YS doesn’t carry many Qimen black teas, but the ones they do are pretty reliable. The imperial grade is certainly the more refined one. It is kind of funny to drink tea with a profile that’s so close to a lot of (at best) mediocre black tea, which is nevertheless so nuanced and keeps offering new facets with each sip.
To me, dry leaves smell of roasted nuts, barn, red wine, cherries, and chocolate cake here. Then, during the session, I notice scents of wood, brioche, malt, brown ale, and molasses in the gaiwan and vanilla with chestnut in the empty cha hai.
The taste is nutty, woody and surprisingly bitter. It has a metallic sourness, some residual sweetness and induces a cooling sensation in the mouth. The mouthfeel is smooth with very little astringency. Specific flavours change, but some I have noticed include sawdust, brown sugar, and cranberries.

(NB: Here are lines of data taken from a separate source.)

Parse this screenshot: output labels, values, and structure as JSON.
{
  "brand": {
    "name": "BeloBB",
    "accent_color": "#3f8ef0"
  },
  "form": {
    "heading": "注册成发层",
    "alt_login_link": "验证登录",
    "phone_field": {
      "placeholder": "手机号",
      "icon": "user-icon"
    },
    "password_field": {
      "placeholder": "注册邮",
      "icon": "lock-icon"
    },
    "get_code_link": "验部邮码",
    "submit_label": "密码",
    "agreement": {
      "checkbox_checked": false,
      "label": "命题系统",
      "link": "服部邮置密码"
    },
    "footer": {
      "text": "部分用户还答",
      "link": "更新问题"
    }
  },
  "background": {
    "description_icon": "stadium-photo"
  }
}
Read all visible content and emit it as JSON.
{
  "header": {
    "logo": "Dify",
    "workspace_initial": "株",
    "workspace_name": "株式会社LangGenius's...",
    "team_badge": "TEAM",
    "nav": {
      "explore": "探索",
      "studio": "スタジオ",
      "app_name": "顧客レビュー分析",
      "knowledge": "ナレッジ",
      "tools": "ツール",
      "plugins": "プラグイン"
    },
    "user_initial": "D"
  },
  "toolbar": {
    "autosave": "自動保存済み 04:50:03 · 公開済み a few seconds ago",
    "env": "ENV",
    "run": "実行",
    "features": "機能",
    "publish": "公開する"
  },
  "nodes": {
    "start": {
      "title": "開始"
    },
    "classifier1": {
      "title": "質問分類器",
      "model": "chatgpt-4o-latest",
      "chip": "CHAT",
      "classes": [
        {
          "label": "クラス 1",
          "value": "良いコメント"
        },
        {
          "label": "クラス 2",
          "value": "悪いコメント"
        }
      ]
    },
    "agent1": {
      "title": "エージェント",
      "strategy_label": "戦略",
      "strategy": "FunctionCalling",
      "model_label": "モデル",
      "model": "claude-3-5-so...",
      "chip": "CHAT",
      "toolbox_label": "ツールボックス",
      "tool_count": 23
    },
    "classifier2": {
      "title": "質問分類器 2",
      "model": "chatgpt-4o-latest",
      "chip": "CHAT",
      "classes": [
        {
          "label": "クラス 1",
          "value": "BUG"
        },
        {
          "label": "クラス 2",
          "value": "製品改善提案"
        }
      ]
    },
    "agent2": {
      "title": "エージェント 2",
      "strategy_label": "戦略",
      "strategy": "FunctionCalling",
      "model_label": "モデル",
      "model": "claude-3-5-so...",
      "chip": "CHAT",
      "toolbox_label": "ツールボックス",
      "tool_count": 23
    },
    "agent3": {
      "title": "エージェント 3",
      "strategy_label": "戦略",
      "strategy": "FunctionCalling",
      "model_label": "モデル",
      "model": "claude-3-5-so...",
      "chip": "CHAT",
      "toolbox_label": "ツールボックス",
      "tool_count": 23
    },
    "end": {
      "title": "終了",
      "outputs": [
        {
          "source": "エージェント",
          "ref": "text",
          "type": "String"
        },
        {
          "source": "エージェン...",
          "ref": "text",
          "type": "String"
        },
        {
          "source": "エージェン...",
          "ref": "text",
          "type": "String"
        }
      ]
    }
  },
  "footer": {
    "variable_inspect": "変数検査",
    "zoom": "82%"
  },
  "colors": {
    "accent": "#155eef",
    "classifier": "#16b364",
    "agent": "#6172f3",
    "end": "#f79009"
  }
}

Flavors: Barnyard, Bitter, Bread, Brown Sugar, Cake, Cherry, Chestnut, Cranberry, Malt, Metallic, Molasses, Nutty, Red Wine, Roasted Nuts, Sawdust, Smooth, Sweet, Vanilla, Wood